"‘Vida Americana’ Is the Most Relevant Show of the 21st Century" —Vulture 

"The show is stupendous, and complicated, and lands right on time." —The New York Times

"[A]fter 'Vida Americana' the history of American art doesn’t remain quite the same." The Wall Street Journal

"[S]hines a light on the Mexican artists whose politically charged, populist work shaped some of the most significant American artists of the 20th century" Time

"The exhibition is a major statement from a museum devoted to the history of American art." —artnet News

"Beyond the wall: a golden period of exchange between Mexican and US artists is revisited" The Art Newspaper

"Vida Americana reveals the seismic impact of Mexican art" —artdaily

"[A] gorgeous guide to understanding the importance of social realist muralism and the power of public art" Juxtapoz
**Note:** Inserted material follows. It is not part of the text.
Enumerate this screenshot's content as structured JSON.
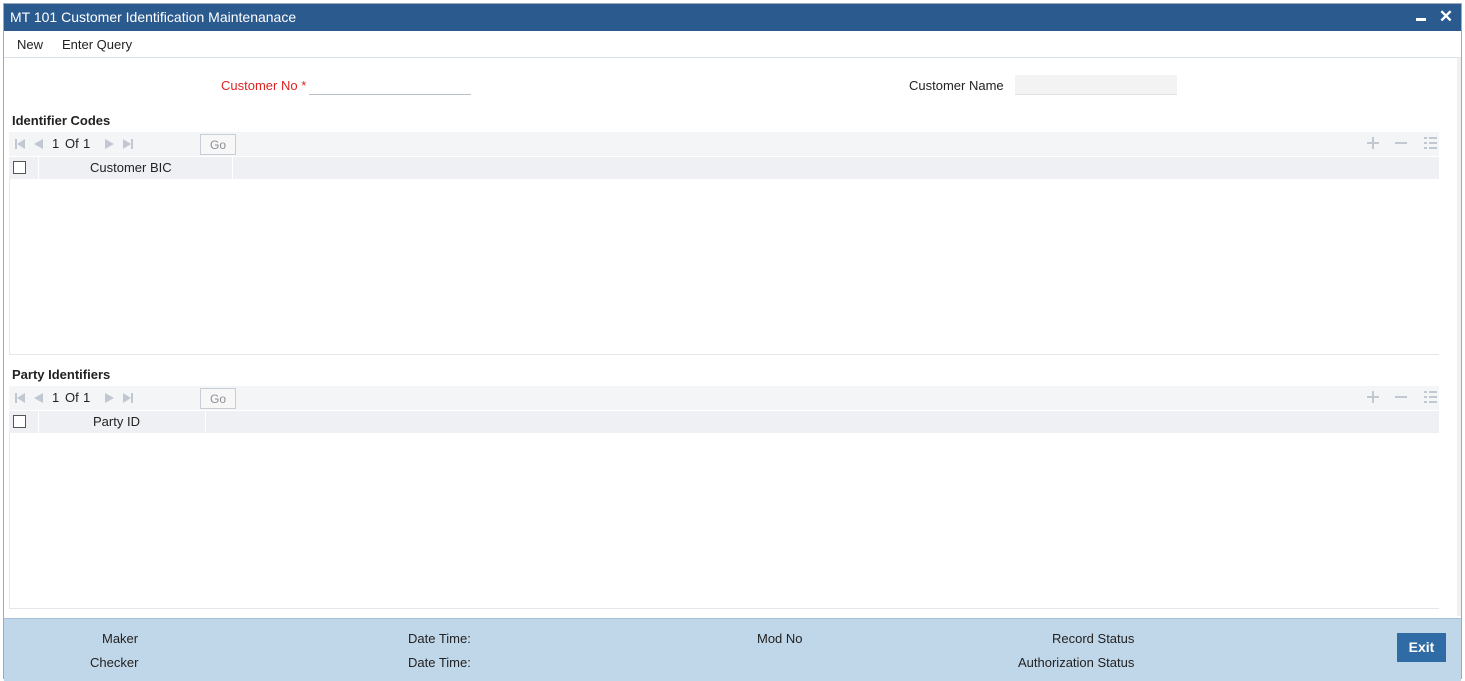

"[A]n eye-opening new exhibition" —CNN

"This show . . . added nuance and shading, making a fascinating historical episode seem more remarkable and unlikely than ever."—The Washington Post

"[S]heds light on the often-neglected influence that Mexican artists had in the earlier part of the 20th century on their American counterparts to explore social issues, injustices and new styles of painting." amNewYork